by Mitch Kokai
Senior Political Analyst, John Locke Foundation
Harvard University on Tuesday received a complaint outlining over 40 allegations of plagiarism against its embattled president, Claudine Gay. The document paints a picture of a pattern of misconduct more extensive than has been previously reported and puts the Harvard Corporation, the university’s governing body—which said it initiated an “independent review” of Gay’s scholarship and issued a statement of support for her leadership—back in the spotlight.
The new allegations, which were submitted to Harvard’s research integrity officer, Stacey Springs, include the examples reported by the Washington Free Beacon and other outlets, as well as dozens of additional cases in which Gay quoted or paraphrased authors without proper attribution, according to a copy of the complaint reviewed by the Free Beacon. They range from missing quotation marks around a few phrases or sentences to entire paragraphs lifted verbatim.
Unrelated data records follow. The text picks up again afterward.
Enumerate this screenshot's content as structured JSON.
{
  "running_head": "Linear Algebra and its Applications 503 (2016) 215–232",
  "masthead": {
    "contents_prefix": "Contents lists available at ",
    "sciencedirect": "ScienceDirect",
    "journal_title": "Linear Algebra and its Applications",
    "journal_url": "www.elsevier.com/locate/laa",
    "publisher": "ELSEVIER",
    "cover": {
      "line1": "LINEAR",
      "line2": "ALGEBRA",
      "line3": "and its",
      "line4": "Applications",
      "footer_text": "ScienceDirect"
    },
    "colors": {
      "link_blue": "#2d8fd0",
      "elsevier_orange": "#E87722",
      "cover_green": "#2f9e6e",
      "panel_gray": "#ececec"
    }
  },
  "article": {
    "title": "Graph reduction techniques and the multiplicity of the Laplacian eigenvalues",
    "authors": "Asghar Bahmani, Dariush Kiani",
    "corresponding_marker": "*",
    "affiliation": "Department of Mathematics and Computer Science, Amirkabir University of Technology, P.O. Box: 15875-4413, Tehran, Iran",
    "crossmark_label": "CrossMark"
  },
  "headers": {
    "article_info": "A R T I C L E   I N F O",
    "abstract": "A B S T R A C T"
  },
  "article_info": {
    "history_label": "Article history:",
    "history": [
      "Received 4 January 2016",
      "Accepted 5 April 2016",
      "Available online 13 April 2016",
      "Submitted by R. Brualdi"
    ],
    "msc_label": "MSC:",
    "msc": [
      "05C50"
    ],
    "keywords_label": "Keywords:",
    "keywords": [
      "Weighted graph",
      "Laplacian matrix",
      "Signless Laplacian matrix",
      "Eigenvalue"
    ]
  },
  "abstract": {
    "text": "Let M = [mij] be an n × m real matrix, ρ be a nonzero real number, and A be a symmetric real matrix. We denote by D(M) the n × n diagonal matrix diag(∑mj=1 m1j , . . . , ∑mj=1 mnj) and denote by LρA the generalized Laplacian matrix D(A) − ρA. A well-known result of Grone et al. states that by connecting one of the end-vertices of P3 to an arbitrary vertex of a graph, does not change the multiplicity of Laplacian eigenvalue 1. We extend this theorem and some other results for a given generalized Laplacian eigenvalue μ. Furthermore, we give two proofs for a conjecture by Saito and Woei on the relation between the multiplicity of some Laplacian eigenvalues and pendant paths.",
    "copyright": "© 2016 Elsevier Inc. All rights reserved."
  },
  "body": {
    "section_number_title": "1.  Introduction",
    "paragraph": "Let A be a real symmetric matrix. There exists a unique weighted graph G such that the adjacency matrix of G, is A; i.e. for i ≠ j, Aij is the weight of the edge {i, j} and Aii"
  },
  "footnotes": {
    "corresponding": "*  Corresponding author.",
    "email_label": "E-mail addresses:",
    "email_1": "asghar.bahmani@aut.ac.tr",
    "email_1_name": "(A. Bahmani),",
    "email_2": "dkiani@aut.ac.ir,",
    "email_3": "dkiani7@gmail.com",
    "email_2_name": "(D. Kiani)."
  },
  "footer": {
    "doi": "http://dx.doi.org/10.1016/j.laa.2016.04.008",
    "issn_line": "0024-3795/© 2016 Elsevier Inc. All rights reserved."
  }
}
The full list of examples spans seven of Gay’s publications—two more than previously reported—which comprise almost half of her scholarly output. Though the Harvard Corporation said earlier this month that it initiated an independent review of Gay’s work in October and found “no violation of Harvard’s standards for research misconduct,” that probe focused on just three papers.
“[I]t is impossible that your office has already reviewed the entirety of these materials,” the complaint reads, “as many … have not been previously reported or submitted.”
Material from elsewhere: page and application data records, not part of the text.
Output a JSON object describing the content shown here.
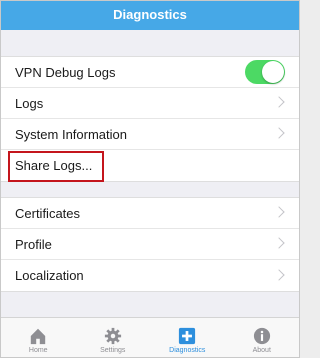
{
  "navbar": {
    "title": "Diagnostics"
  },
  "settings_group_1": {
    "items": [
      {
        "label": "VPN Debug Logs",
        "control": "toggle",
        "toggle_on": true
      },
      {
        "label": "Logs",
        "control": "chevron"
      },
      {
        "label": "System Information",
        "control": "chevron"
      },
      {
        "label": "Share Logs...",
        "control": "none",
        "highlighted": true
      }
    ]
  },
  "settings_group_2": {
    "items": [
      {
        "label": "Certificates",
        "control": "chevron"
      },
      {
        "label": "Profile",
        "control": "chevron"
      },
      {
        "label": "Localization",
        "control": "chevron"
      }
    ]
  },
  "tabbar": {
    "tabs": [
      {
        "label": "Home",
        "icon": "home-icon",
        "active": false
      },
      {
        "label": "Settings",
        "icon": "gear-icon",
        "active": false
      },
      {
        "label": "Diagnostics",
        "icon": "plus-icon",
        "active": true
      },
      {
        "label": "About",
        "icon": "info-icon",
        "active": false
      }
    ]
  },
  "colors": {
    "navbar_bg": "#46a8e7",
    "toggle_on": "#4cd964",
    "active_tab": "#2d8fdd",
    "highlight_border": "#c4151c"
  }
}
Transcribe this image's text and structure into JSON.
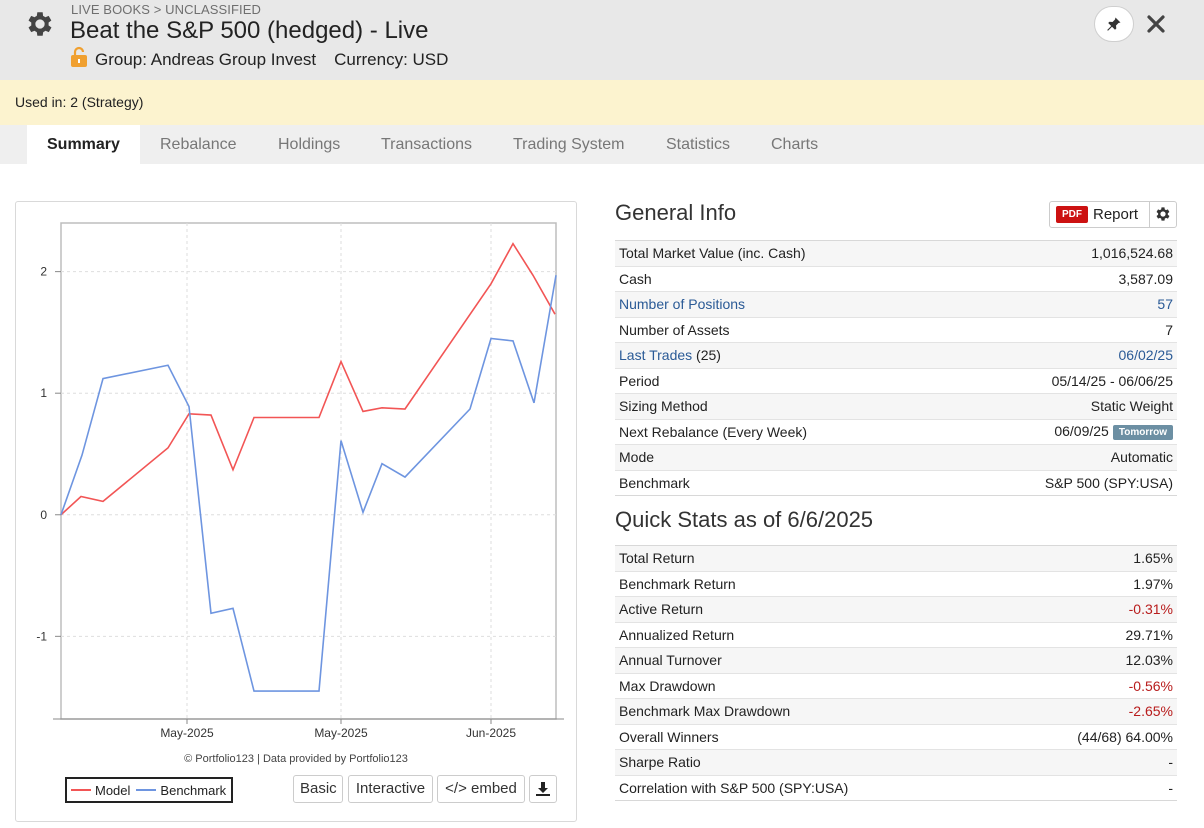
{
  "header": {
    "breadcrumb": "LIVE BOOKS > UNCLASSIFIED",
    "title": "Beat the S&P 500 (hedged) - Live",
    "group_label": "Group: Andreas Group Invest",
    "currency_label": "Currency: USD"
  },
  "used_in": "Used in: 2 (Strategy)",
  "tabs": [
    {
      "label": "Summary",
      "active": true
    },
    {
      "label": "Rebalance"
    },
    {
      "label": "Holdings"
    },
    {
      "label": "Transactions"
    },
    {
      "label": "Trading System"
    },
    {
      "label": "Statistics"
    },
    {
      "label": "Charts"
    }
  ],
  "colors": {
    "model": "#f25555",
    "benchmark": "#6e95e0",
    "negative": "#b81c1c",
    "link": "#2a5a96"
  },
  "chart_data": {
    "type": "line",
    "x_tick_labels": [
      "May-2025",
      "May-2025",
      "Jun-2025"
    ],
    "y_ticks": [
      -1,
      0,
      1,
      2
    ],
    "ylim": [
      -1.68,
      2.4
    ],
    "grid": true,
    "legend_position": "bottom-left",
    "series": [
      {
        "name": "Model",
        "values": [
          0,
          0.15,
          0.11,
          0.55,
          0.83,
          0.82,
          0.37,
          0.8,
          0.8,
          0.8,
          1.26,
          0.85,
          0.88,
          0.87,
          1.9,
          2.23,
          1.97,
          1.65
        ]
      },
      {
        "name": "Benchmark",
        "values": [
          0,
          0.49,
          1.12,
          1.23,
          0.89,
          -0.81,
          -0.77,
          -1.45,
          -1.45,
          -1.45,
          0.61,
          0.02,
          0.42,
          0.31,
          0.87,
          1.45,
          1.43,
          0.92,
          1.97
        ]
      }
    ]
  },
  "chart": {
    "credit": "© Portfolio123 | Data provided by Portfolio123",
    "legend_model": "Model",
    "legend_benchmark": "Benchmark",
    "btn_basic": "Basic",
    "btn_interactive": "Interactive",
    "btn_embed": "</> embed"
  },
  "general_info": {
    "title": "General Info",
    "report_label": "Report",
    "pdf_label": "PDF",
    "rows": [
      {
        "label": "Total Market Value (inc. Cash)",
        "value": "1,016,524.68"
      },
      {
        "label": "Cash",
        "value": "3,587.09"
      },
      {
        "label": "Number of Positions",
        "value": "57",
        "link": true
      },
      {
        "label": "Number of Assets",
        "value": "7"
      },
      {
        "label": "Last Trades",
        "label_suffix": " (25)",
        "value": "06/02/25",
        "link": true
      },
      {
        "label": "Period",
        "value": "05/14/25 - 06/06/25"
      },
      {
        "label": "Sizing Method",
        "value": "Static Weight"
      },
      {
        "label": "Next Rebalance (Every Week)",
        "value": "06/09/25",
        "badge": "Tomorrow"
      },
      {
        "label": "Mode",
        "value": "Automatic"
      },
      {
        "label": "Benchmark",
        "value": "S&P 500 (SPY:USA)"
      }
    ]
  },
  "quick_stats": {
    "title": "Quick Stats as of 6/6/2025",
    "rows": [
      {
        "label": "Total Return",
        "value": "1.65%"
      },
      {
        "label": "Benchmark Return",
        "value": "1.97%"
      },
      {
        "label": "Active Return",
        "value": "-0.31%",
        "negative": true
      },
      {
        "label": "Annualized Return",
        "value": "29.71%"
      },
      {
        "label": "Annual Turnover",
        "value": "12.03%"
      },
      {
        "label": "Max Drawdown",
        "value": "-0.56%",
        "negative": true
      },
      {
        "label": "Benchmark Max Drawdown",
        "value": "-2.65%",
        "negative": true
      },
      {
        "label": "Overall Winners",
        "value": "(44/68) 64.00%"
      },
      {
        "label": "Sharpe Ratio",
        "value": "-"
      },
      {
        "label": "Correlation with S&P 500 (SPY:USA)",
        "value": "-"
      }
    ]
  }
}
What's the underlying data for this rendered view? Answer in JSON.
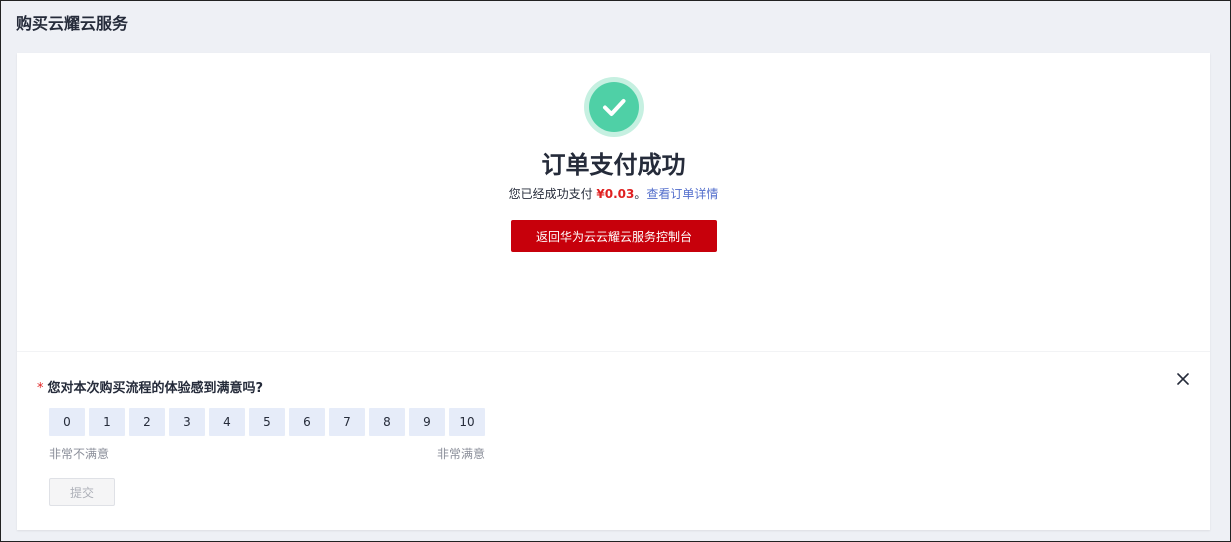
{
  "header": {
    "title": "购买云耀云服务"
  },
  "result": {
    "title": "订单支付成功",
    "sub_prefix": "您已经成功支付 ",
    "amount": "¥0.03",
    "sub_sep": "。",
    "order_link": "查看订单详情",
    "return_label": "返回华为云云耀云服务控制台",
    "icon": "check-circle-icon",
    "accent_color": "#4fd0a6",
    "button_color": "#c7000b"
  },
  "survey": {
    "required_mark": "*",
    "question": "您对本次购买流程的体验感到满意吗?",
    "scores": [
      "0",
      "1",
      "2",
      "3",
      "4",
      "5",
      "6",
      "7",
      "8",
      "9",
      "10"
    ],
    "low_label": "非常不满意",
    "high_label": "非常满意",
    "submit_label": "提交"
  }
}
All allegations of faculty plagiarism must be reviewed by Harvard’s research integrity officer, according to the school’s official policies, and if deemed credible are referred for further investigation. A guilty finding can result in a range of consequences—including “suspension,” “rank reduction,” and “termination of employment.”
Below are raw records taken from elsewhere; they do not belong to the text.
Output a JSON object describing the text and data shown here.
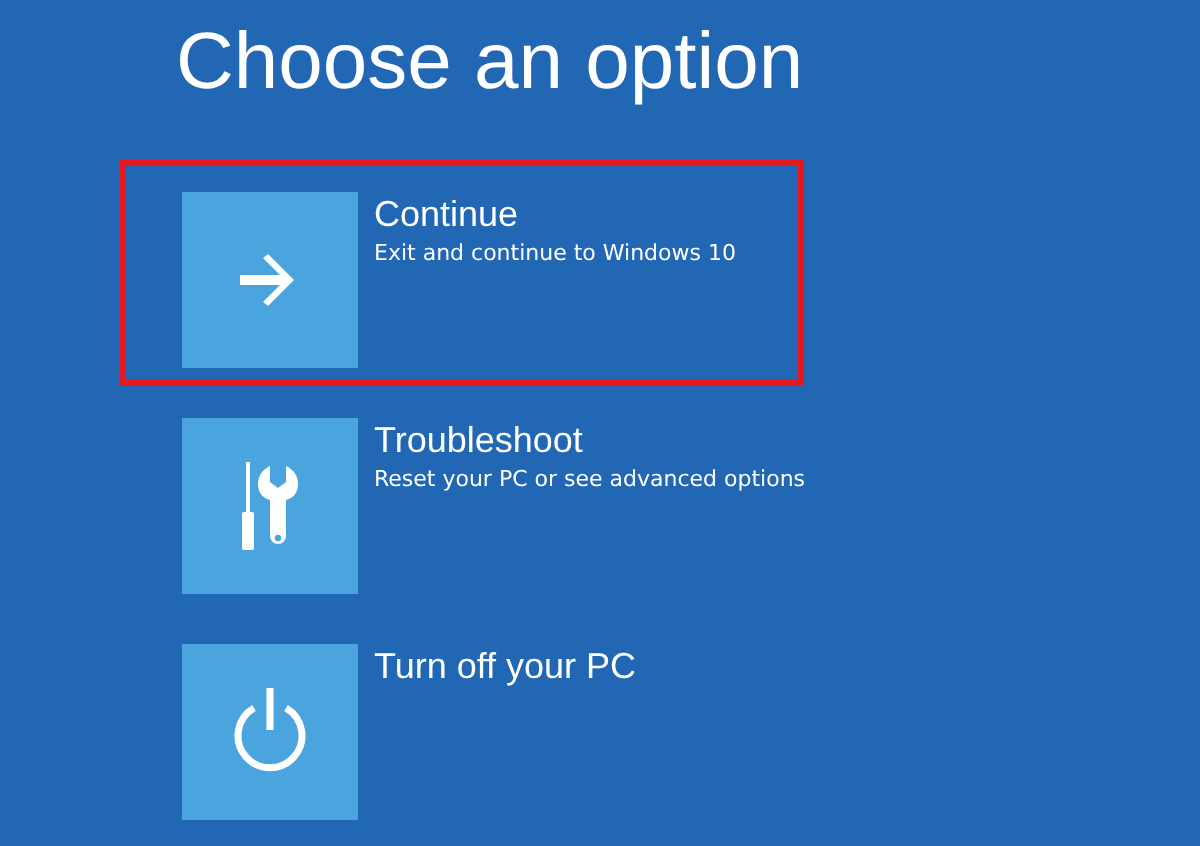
{
  "title": "Choose an option",
  "options": [
    {
      "kind": "arrow",
      "label": "Continue",
      "description": "Exit and continue to Windows 10",
      "highlighted": true
    },
    {
      "kind": "tools",
      "label": "Troubleshoot",
      "description": "Reset your PC or see advanced options",
      "highlighted": false
    },
    {
      "kind": "power",
      "label": "Turn off your PC",
      "highlighted": false
    }
  ]
}
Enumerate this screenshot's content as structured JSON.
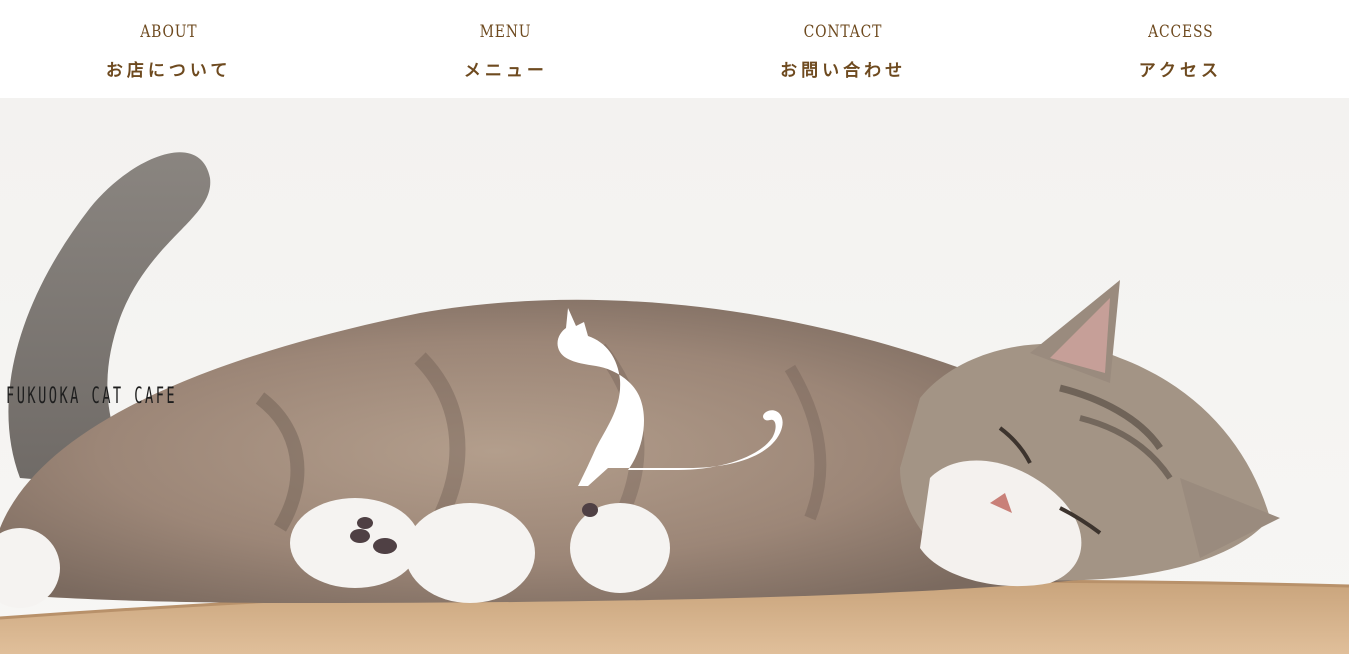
{
  "nav": {
    "items": [
      {
        "en": "ABOUT",
        "jp": "お店について"
      },
      {
        "en": "MENU",
        "jp": "メニュー"
      },
      {
        "en": "CONTACT",
        "jp": "お問い合わせ"
      },
      {
        "en": "ACCESS",
        "jp": "アクセス"
      }
    ]
  },
  "hero": {
    "logo_text": "FUKUOKA CAT CAFE"
  },
  "colors": {
    "nav_text": "#6e4a1f",
    "background": "#ffffff",
    "logo_silhouette": "#ffffff"
  },
  "icons": {
    "logo": "cat-silhouette-icon"
  }
}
In determining the appropriate sanction, the school claims to consider whether the misconduct “was an isolated event or part of a pattern.”